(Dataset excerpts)
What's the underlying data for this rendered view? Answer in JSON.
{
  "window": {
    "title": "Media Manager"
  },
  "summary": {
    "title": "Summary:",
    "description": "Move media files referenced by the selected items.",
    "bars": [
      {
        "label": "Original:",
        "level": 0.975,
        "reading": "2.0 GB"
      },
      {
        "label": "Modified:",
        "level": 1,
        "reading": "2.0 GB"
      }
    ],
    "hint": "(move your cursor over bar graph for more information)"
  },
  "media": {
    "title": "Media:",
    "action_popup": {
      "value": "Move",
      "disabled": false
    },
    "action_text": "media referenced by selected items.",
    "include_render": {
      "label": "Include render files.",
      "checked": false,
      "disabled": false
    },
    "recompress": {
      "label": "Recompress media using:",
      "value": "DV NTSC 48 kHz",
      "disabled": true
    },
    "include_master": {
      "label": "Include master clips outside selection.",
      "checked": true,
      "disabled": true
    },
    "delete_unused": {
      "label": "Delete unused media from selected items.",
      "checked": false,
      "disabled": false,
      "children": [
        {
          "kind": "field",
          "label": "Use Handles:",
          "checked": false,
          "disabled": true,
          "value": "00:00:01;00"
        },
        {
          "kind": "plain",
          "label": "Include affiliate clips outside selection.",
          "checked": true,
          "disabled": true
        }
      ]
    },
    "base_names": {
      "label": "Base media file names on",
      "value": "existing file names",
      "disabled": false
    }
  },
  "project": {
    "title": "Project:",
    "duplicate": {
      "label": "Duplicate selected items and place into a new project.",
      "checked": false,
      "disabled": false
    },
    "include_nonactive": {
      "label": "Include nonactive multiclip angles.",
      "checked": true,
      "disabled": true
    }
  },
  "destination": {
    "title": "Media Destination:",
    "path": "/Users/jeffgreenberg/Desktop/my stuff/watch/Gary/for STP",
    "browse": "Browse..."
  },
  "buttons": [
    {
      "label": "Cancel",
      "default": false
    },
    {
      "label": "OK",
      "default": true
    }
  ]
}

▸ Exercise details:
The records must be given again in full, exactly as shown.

▸ Written solution:
What's the underlying data for this rendered view? Answer in JSON.
{
  "window": {
    "title": "Media Manager"
  },
  "summary": {
    "title": "Summary:",
    "description": "Move media files referenced by the selected items.",
    "bars": [
      {
        "label": "Original:",
        "level": 0.975,
        "reading": "2.0 GB"
      },
      {
        "label": "Modified:",
        "level": 1,
        "reading": "2.0 GB"
      }
    ],
    "hint": "(move your cursor over bar graph for more information)"
  },
  "media": {
    "title": "Media:",
    "action_popup": {
      "value": "Move",
      "disabled": false
    },
    "action_text": "media referenced by selected items.",
    "include_render": {
      "label": "Include render files.",
      "checked": false,
      "disabled": false
    },
    "recompress": {
      "label": "Recompress media using:",
      "value": "DV NTSC 48 kHz",
      "disabled": true
    },
    "include_master": {
      "label": "Include master clips outside selection.",
      "checked": true,
      "disabled": true
    },
    "delete_unused": {
      "label": "Delete unused media from selected items.",
      "checked": false,
      "disabled": false,
      "children": [
        {
          "kind": "field",
          "label": "Use Handles:",
          "checked": false,
          "disabled": true,
          "value": "00:00:01;00"
        },
        {
          "kind": "plain",
          "label": "Include affiliate clips outside selection.",
          "checked": true,
          "disabled": true
        }
      ]
    },
    "base_names": {
      "label": "Base media file names on",
      "value": "existing file names",
      "disabled": false
    }
  },
  "project": {
    "title": "Project:",
    "duplicate": {
      "label": "Duplicate selected items and place into a new project.",
      "checked": false,
      "disabled": false
    },
    "include_nonactive": {
      "label": "Include nonactive multiclip angles.",
      "checked": true,
      "disabled": true
    }
  },
  "destination": {
    "title": "Media Destination:",
    "path": "/Users/jeffgreenberg/Desktop/my stuff/watch/Gary/for STP",
    "browse": "Browse..."
  },
  "buttons": [
    {
      "label": "Cancel",
      "default": false
    },
    {
      "label": "OK",
      "default": true
    }
  ]
}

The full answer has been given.